Technologies that optimize the environmental, economic, and social performance of infrastructure (defined as facilities that provide communities with basic services such as water supply, transport and treatment, waste water transport and treatment, power distribution, shelter, roads and bridges.) Examples include high-performance concrete mixes with low-greenhouse gas emissions; water transport pipes made from materials that preserve water safety while providing durability; and technologies that enable longer-lasting infrastructure, such as sensors and modeling technologies to improve monitoring and planning.
Technologies and processes that make manufacturing more sustainable by conserving resources, minimizing waste, and protecting the safety of communities. Examples include improved performance additive manufacturing, reductions in process temperatures, waterless processes, and closed-loop systems.
Products or technologies that improve the ability to recycle and reuse used materials as new products. This prevents waste, reduces the consumption of raw materials, and reduces the lifecycle impacts of the materials being recycled or reused. Examples include processes for more effectively sorting and separating materials at recycling plants and innovative designs that allow for easier disassembly of composite products.
Technologies that modernize electrical grid infrastructure to monitor and control electric supply and demand through two-way communication. This increased intelligence improves energy efficiency, reduces cost, and maximizes grid resiliency and reliability. Examples include distribution network automation (DNA) systems, communications infrastructure, four-quadrant inverters, STATCOMS, solid-state transformers, and both consumer-facing and utility-facing technologies. Consumer-facing technologies include smart thermostats or other appliances, technologies for the aftermarket retrofit of appliances to make them smart grid ready, and data analytics to manage supply and demand decisions. Utility-facing technologies include phasor measurement units (PMUs), intelliruptors, Lindsey sensors, digital relays, and real-time automation controllers (RTACs).
Technologies that harness solar irradiance (light and heat from the sun) to generate electricity or thermal energy. Examples include enhanced performance photovoltaic modules, high-efficacy inverters, novel solar tracking systems, and new technologies, techniques, or materials that can lead to improved cost-effectiveness.
Technologies that optimize transportation while limiting emissions, waste, and the consumption of non-renewable resources. These technologies can either improve alternative means of transportation or increase adoption of existing alternatives (through consumer and community engagement). Examples include bike sharing program optimization, connected vehicle technologies, electric vehicles of all types and uses (including trucks and transit), and alternative fuels fleet vehicles (natural gas, hydrogen, etc).

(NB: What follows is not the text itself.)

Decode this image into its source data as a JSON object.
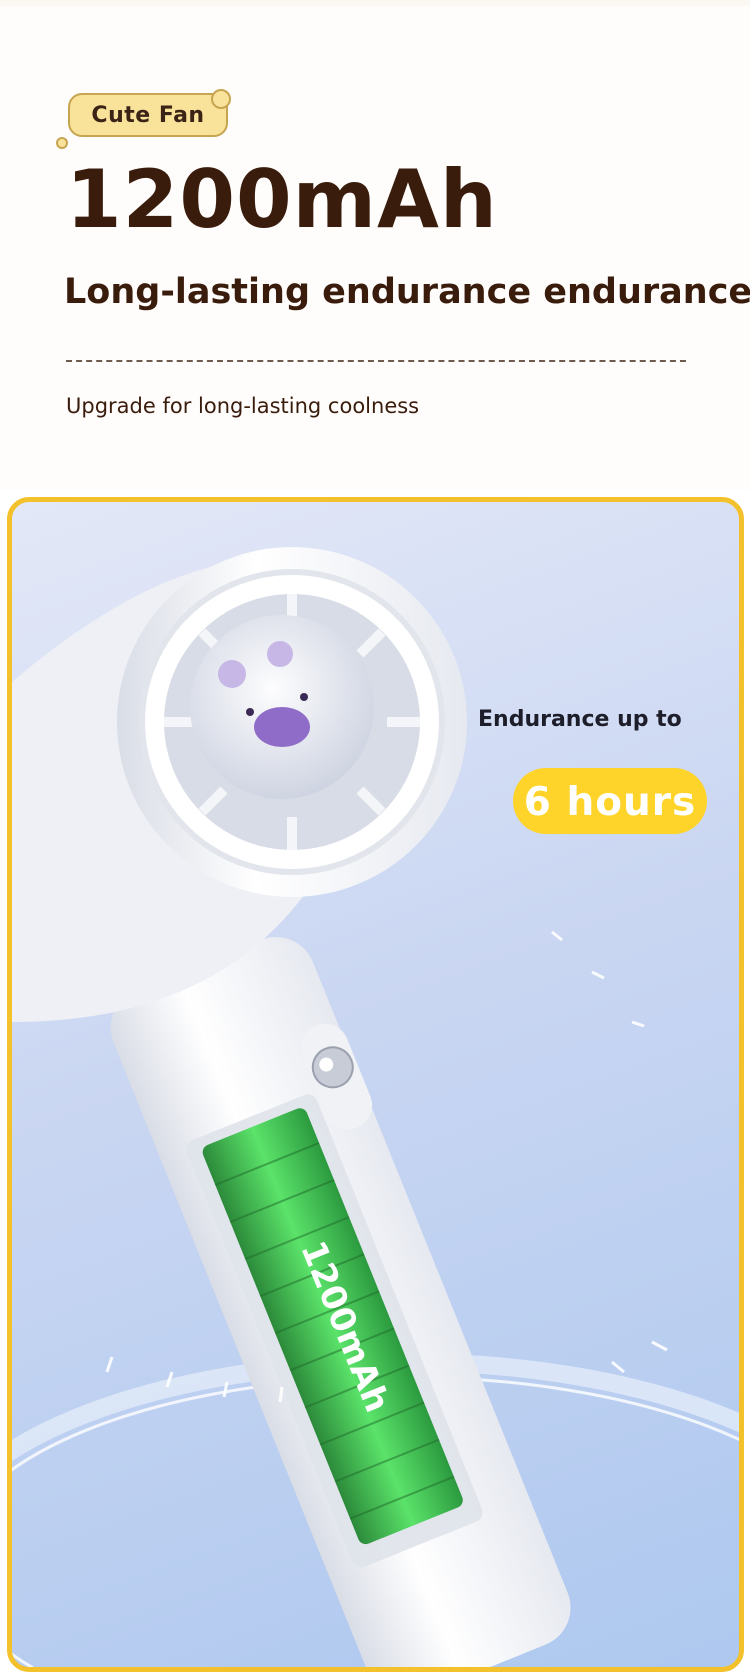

Technologies and processes that effectively and efficiently manage, conserve, and ensure the safety of water (drinking water, stormwater, surface water, industrial process water, or wastewater) while reducing impact on the environment. Examples include water quality or flow sensors, water monitoring/management software technologies, water treatment, and microbial fuel cells.